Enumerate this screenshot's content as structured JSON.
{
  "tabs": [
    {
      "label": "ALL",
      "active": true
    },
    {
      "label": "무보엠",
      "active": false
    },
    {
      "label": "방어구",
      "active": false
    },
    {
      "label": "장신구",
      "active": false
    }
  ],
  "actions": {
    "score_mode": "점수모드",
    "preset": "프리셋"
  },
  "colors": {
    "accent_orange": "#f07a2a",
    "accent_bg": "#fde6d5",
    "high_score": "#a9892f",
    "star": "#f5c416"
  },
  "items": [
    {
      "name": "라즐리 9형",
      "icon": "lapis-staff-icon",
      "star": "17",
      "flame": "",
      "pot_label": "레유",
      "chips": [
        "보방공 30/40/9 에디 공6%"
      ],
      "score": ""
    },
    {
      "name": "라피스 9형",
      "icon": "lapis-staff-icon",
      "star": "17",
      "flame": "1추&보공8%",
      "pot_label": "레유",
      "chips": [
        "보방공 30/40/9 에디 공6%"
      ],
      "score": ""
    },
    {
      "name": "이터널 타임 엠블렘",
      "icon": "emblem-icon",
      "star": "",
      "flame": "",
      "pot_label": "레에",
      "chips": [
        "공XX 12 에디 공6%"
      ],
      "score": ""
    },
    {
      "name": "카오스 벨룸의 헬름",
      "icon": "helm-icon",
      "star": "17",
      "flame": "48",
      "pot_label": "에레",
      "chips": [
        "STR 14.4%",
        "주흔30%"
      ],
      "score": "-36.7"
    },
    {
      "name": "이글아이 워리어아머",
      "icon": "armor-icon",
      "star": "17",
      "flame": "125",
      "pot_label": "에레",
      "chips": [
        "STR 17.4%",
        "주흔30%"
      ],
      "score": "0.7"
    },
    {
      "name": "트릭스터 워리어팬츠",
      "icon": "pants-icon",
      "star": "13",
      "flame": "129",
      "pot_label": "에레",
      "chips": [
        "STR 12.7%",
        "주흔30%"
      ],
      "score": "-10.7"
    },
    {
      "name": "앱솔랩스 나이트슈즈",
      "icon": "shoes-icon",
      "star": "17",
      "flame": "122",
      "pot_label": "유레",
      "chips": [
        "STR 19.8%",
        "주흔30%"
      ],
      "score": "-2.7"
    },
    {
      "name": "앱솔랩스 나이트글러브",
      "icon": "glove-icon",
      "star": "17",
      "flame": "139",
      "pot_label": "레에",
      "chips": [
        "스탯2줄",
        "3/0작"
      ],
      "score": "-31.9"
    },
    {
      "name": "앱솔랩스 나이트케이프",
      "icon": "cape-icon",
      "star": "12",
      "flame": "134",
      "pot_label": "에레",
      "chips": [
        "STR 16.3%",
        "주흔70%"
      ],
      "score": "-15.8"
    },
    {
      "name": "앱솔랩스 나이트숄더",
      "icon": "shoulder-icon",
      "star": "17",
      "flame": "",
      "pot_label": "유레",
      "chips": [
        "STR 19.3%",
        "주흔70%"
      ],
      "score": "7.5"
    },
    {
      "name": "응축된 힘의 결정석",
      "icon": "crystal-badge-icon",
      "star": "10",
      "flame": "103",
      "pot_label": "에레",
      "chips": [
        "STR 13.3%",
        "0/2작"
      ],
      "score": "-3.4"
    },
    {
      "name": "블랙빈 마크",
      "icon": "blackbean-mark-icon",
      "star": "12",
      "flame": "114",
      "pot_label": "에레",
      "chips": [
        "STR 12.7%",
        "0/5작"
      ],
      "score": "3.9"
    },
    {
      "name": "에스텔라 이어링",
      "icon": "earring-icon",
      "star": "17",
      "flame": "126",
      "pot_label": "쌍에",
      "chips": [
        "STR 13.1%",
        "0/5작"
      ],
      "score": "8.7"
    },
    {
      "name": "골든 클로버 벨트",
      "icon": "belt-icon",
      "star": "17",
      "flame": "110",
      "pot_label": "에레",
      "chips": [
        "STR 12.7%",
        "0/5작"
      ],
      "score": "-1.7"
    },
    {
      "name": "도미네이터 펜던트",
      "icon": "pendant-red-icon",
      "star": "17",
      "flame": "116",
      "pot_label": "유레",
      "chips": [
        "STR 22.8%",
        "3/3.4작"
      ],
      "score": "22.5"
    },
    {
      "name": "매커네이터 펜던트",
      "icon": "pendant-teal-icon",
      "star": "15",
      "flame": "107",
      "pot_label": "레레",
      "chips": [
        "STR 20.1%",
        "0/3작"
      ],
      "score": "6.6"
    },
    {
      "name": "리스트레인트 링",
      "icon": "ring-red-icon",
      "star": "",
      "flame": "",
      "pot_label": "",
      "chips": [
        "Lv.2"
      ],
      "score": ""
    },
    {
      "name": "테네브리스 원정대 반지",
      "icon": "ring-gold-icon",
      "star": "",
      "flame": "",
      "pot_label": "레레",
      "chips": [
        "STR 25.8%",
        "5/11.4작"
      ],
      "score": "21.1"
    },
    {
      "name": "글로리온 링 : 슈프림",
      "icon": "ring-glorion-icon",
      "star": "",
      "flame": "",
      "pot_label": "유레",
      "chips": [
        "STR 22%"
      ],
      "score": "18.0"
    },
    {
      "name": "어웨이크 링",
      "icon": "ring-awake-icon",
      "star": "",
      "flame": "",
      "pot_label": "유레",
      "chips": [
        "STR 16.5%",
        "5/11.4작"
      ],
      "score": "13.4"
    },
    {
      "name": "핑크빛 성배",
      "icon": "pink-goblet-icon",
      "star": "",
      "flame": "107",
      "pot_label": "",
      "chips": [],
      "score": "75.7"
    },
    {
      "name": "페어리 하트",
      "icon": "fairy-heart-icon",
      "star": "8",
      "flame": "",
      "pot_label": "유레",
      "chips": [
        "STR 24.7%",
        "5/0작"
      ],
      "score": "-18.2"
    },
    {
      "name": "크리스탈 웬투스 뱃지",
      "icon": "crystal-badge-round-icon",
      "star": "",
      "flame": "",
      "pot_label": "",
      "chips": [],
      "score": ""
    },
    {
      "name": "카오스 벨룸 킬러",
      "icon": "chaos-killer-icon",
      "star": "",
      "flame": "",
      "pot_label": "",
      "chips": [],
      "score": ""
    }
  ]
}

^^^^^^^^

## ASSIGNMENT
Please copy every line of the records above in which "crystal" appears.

## ANSWER TO THIS EXERCISE
      "icon": "crystal-badge-icon",
      "icon": "crystal-badge-round-icon",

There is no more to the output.